**EXERCISE GOAL**
Emit the line that holds "Give me the" and all lines following it through the end of the data, verbatim, and nothing else.

**EXTRACTED DATA**
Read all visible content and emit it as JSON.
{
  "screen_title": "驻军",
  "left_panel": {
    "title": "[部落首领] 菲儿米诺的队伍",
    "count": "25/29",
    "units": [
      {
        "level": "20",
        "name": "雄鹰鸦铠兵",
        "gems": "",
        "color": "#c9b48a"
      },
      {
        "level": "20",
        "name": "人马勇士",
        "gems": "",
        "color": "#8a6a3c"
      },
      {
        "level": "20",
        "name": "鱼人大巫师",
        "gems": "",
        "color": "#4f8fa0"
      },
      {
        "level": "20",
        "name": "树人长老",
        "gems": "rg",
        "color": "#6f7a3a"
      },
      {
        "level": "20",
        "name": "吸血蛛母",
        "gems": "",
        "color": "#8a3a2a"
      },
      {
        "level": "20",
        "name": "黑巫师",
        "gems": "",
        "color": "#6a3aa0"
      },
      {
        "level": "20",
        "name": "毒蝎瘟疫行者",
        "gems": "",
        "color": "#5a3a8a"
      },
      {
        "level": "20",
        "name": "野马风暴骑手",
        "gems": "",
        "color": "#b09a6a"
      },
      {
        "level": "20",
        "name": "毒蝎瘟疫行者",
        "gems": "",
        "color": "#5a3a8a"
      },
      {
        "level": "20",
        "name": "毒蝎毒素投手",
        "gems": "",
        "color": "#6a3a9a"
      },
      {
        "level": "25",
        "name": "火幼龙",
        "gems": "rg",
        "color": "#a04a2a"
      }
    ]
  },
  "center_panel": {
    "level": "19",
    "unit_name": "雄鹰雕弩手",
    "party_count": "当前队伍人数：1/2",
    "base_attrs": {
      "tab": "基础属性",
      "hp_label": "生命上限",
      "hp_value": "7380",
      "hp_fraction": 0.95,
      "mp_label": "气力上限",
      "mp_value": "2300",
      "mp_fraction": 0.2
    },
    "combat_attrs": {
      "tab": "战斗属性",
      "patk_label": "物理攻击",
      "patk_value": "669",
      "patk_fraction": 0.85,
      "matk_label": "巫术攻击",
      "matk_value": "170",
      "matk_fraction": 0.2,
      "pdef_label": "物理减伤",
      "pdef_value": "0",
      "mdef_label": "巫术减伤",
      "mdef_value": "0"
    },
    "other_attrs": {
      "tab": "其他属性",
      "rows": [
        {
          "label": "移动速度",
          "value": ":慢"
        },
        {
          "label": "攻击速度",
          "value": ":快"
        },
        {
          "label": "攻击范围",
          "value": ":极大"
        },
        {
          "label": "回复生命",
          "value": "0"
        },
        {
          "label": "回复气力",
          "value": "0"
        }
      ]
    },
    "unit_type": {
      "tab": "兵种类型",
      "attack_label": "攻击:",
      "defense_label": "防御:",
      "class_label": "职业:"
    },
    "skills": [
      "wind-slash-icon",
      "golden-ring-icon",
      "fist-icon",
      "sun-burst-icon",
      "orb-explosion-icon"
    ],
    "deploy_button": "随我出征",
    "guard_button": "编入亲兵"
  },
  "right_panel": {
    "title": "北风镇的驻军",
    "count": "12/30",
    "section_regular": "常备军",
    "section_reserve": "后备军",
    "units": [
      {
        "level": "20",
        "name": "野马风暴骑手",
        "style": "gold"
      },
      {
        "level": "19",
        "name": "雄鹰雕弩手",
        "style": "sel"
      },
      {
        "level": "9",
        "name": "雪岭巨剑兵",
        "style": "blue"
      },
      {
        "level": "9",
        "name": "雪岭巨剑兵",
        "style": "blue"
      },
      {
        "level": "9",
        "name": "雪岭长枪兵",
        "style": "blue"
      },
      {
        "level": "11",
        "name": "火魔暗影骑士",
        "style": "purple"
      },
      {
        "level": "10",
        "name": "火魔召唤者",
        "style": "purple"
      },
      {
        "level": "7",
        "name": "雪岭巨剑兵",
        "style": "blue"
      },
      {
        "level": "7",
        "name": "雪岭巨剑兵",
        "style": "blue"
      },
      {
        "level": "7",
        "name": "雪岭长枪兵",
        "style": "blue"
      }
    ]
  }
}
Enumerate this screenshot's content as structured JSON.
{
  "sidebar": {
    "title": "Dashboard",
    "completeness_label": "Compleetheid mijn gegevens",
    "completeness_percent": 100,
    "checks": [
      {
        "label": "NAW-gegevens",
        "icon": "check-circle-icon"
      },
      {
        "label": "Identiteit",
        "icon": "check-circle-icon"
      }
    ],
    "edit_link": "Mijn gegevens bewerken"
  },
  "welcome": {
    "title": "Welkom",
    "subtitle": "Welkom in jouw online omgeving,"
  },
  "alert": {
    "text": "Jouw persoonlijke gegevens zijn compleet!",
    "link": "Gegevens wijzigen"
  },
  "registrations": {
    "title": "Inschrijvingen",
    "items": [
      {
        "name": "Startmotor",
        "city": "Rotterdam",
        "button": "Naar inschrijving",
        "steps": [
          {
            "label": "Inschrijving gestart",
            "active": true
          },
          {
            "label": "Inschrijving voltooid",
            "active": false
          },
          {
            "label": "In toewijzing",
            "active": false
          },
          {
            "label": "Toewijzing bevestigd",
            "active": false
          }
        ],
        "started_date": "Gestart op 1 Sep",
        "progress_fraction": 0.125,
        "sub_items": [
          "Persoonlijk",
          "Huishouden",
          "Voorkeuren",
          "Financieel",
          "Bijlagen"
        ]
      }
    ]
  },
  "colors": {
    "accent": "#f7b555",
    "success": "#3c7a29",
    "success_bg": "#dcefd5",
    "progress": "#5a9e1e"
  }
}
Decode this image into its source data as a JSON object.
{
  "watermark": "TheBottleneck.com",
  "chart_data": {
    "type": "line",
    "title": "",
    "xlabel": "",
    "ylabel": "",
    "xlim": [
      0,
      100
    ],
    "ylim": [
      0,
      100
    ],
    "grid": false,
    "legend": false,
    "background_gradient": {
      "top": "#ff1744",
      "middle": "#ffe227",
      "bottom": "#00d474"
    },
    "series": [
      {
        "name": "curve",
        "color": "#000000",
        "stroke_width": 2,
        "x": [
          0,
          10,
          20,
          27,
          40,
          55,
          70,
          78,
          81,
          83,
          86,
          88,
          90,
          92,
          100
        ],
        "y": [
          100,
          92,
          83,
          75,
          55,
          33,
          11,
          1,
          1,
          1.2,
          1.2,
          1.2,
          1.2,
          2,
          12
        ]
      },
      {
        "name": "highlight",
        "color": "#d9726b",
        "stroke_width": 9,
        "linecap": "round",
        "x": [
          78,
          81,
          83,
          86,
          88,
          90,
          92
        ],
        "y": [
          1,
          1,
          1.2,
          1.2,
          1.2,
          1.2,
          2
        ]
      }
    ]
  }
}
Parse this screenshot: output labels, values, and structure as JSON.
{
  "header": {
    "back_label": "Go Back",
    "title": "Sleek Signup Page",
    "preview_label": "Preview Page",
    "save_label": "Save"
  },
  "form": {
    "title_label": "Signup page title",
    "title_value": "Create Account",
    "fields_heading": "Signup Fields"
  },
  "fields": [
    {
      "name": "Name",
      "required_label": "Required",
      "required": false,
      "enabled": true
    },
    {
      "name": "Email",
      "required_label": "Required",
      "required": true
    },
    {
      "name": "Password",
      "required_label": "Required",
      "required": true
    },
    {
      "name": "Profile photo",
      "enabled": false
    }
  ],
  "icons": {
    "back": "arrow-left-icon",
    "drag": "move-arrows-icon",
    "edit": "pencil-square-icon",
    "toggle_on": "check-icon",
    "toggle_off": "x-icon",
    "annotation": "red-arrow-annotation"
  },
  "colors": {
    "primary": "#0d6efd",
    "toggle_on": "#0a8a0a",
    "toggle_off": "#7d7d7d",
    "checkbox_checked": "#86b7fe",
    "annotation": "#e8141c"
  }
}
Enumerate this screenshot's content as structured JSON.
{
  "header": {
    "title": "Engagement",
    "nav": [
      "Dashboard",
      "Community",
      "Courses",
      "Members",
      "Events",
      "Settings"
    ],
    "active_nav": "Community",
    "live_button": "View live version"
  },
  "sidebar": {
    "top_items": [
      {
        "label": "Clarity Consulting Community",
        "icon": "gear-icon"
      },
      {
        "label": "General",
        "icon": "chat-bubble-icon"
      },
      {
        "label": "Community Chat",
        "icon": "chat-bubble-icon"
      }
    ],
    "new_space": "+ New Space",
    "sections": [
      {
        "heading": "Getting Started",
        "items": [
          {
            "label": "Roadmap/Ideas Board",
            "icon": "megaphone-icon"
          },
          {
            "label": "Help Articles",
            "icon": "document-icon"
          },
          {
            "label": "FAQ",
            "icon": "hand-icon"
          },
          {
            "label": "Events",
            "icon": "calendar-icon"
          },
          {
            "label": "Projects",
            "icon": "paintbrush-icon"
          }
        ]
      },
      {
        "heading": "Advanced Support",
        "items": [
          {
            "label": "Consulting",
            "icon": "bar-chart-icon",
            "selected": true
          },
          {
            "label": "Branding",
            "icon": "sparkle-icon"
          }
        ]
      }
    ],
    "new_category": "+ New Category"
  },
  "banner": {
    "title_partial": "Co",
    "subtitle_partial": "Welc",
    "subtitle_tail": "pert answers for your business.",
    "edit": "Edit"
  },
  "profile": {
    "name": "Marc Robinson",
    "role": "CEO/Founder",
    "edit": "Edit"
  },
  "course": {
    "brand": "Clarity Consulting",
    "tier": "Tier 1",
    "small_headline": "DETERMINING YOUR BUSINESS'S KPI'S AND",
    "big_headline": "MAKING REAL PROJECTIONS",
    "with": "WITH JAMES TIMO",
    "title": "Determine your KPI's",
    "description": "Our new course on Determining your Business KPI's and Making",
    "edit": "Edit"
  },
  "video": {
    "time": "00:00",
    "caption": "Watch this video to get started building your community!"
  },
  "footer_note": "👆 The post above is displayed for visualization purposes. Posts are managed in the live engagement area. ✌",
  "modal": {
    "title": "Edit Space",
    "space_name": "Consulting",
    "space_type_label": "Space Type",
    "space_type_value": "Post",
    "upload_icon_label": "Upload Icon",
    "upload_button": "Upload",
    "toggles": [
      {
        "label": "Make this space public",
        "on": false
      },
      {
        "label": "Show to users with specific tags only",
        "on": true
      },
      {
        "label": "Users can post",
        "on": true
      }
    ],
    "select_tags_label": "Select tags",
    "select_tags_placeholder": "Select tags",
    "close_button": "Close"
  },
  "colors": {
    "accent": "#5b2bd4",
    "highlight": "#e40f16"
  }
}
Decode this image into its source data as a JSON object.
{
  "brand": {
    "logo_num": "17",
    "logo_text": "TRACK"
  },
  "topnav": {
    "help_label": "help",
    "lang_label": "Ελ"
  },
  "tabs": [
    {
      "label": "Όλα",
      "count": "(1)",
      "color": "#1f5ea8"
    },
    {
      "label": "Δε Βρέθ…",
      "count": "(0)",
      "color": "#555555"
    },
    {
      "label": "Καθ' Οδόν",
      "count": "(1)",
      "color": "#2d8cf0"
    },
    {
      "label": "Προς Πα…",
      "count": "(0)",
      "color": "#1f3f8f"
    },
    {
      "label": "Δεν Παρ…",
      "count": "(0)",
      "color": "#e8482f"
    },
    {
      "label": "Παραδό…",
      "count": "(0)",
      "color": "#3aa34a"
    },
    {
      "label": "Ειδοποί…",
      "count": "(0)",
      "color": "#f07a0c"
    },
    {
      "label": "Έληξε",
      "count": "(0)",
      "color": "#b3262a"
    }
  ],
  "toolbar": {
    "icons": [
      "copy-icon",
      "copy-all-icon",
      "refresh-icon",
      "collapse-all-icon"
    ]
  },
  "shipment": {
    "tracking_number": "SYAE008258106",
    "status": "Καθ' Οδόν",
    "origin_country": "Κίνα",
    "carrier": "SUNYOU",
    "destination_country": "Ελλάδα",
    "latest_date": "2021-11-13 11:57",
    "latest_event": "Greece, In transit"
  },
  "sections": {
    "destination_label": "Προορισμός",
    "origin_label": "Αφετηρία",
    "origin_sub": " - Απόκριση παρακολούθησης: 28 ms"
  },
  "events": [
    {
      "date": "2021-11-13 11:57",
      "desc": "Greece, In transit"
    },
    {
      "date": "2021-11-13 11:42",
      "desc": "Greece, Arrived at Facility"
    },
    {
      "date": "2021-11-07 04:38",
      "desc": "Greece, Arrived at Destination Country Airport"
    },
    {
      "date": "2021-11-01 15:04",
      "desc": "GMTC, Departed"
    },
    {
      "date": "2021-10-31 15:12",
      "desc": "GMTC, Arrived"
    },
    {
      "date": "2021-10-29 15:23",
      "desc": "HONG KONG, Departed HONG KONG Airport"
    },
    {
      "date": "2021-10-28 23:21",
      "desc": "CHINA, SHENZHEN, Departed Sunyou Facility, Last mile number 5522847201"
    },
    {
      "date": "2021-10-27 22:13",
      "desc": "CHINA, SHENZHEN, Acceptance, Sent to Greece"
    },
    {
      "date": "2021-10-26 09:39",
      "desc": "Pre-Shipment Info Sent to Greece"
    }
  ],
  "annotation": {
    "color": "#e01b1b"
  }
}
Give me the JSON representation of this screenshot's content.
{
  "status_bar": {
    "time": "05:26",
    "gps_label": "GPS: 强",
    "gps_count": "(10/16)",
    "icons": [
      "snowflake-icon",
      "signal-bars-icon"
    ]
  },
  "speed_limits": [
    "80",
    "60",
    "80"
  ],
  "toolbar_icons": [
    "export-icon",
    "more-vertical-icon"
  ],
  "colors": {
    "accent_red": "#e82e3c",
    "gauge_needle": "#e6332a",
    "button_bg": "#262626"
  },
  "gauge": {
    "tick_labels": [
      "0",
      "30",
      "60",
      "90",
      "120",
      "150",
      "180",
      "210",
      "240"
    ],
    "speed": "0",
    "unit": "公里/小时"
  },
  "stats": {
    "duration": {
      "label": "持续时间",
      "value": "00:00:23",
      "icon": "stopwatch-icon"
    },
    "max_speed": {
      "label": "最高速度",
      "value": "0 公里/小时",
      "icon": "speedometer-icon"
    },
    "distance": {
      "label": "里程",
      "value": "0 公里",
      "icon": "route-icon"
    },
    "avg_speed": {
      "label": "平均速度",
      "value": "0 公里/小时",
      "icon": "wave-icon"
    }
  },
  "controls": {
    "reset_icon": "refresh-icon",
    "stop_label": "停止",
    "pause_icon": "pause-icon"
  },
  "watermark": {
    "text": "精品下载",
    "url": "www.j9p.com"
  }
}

**WRITTEN SOLUTION**
Give me the JSON representation of this screenshot's content.
{
  "status_bar": {
    "time": "05:26",
    "gps_label": "GPS: 强",
    "gps_count": "(10/16)",
    "icons": [
      "snowflake-icon",
      "signal-bars-icon"
    ]
  },
  "speed_limits": [
    "80",
    "60",
    "80"
  ],
  "toolbar_icons": [
    "export-icon",
    "more-vertical-icon"
  ],
  "colors": {
    "accent_red": "#e82e3c",
    "gauge_needle": "#e6332a",
    "button_bg": "#262626"
  },
  "gauge": {
    "tick_labels": [
      "0",
      "30",
      "60",
      "90",
      "120",
      "150",
      "180",
      "210",
      "240"
    ],
    "speed": "0",
    "unit": "公里/小时"
  },
  "stats": {
    "duration": {
      "label": "持续时间",
      "value": "00:00:23",
      "icon": "stopwatch-icon"
    },
    "max_speed": {
      "label": "最高速度",
      "value": "0 公里/小时",
      "icon": "speedometer-icon"
    },
    "distance": {
      "label": "里程",
      "value": "0 公里",
      "icon": "route-icon"
    },
    "avg_speed": {
      "label": "平均速度",
      "value": "0 公里/小时",
      "icon": "wave-icon"
    }
  },
  "controls": {
    "reset_icon": "refresh-icon",
    "stop_label": "停止",
    "pause_icon": "pause-icon"
  },
  "watermark": {
    "text": "精品下载",
    "url": "www.j9p.com"
  }
}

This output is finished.